Facing questions Tuesday from the Joint Committee on Finance, state Department of Administration Secretary Mike Huebsch said Wisconsin’s recycling mandate is no longer necessary.
Gov. Scott Walker’s proposed budget would eliminate the mandate, allowing municipalities to decide whether or not to continue their recycling programs or scrap them to save money.
The proposal has drawn unified criticism from leaders of both the Democratic and Republican parties.

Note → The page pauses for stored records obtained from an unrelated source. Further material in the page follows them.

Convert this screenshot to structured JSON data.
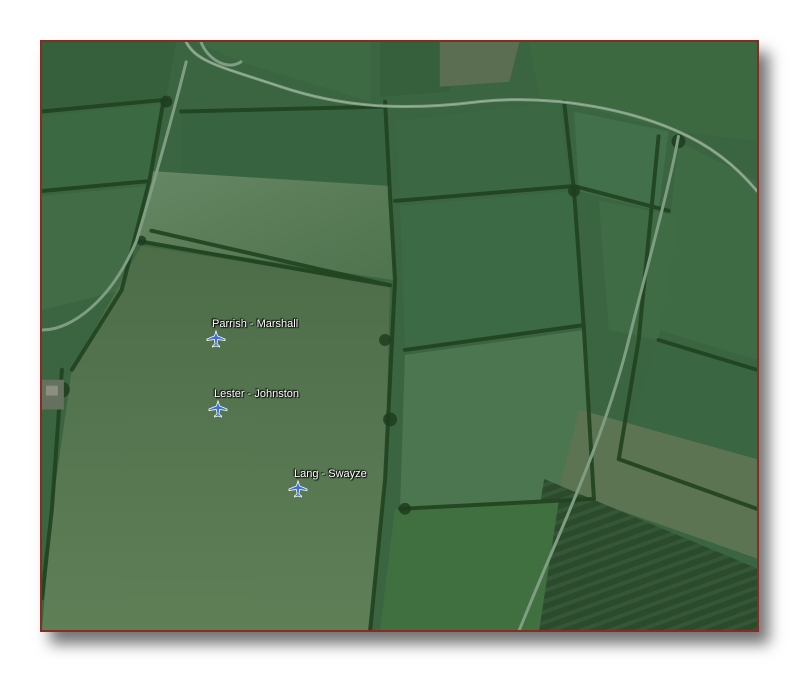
{
  "map": {
    "type": "satellite",
    "colors": {
      "frame_border": "#8b2a22",
      "field_dark": "#35603a",
      "field_light": "#5b7d52",
      "hedge": "#21431f",
      "road": "#7d9a80",
      "marker": "#3d6fe0"
    },
    "markers": [
      {
        "label": "Parrish - Marshall",
        "icon": "airplane-icon"
      },
      {
        "label": "Lester - Johnston",
        "icon": "airplane-icon"
      },
      {
        "label": "Lang - Swayze",
        "icon": "airplane-icon"
      }
    ]
  }
}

Rep. John Nygren, R-Marinette, said during budget briefings that the proposal has stumped many lawmakers.
“There’s a great deal of support for recycling in our state,” Nygren said. “I think a lot of us are having a hard time understanding the governor’s thought process in repealing that mandate.”
Elimination of the 20-year-old recycling mandate, though, would not curtail recycling in Wisconsin, Huebsch said.
“A number of us recycle in ways we never did when we were children,” Huebsch said. “Our children have never known not recycling, so I think there was a transition that was made in our society and a new way of thinking that we need to be better stewards of the resources that were available to us.”
The expansion of recycling, Huebsch added, makes it unnecessary for the state to require community participation.
“Removing the mandate will by no means remove the desire or the practice of recycling in any of our communities, or any of our homes,” Huebsch said. “But what it does do is reflect the finite dollars we have available to us and provide them to the community so they can use them as they wish.”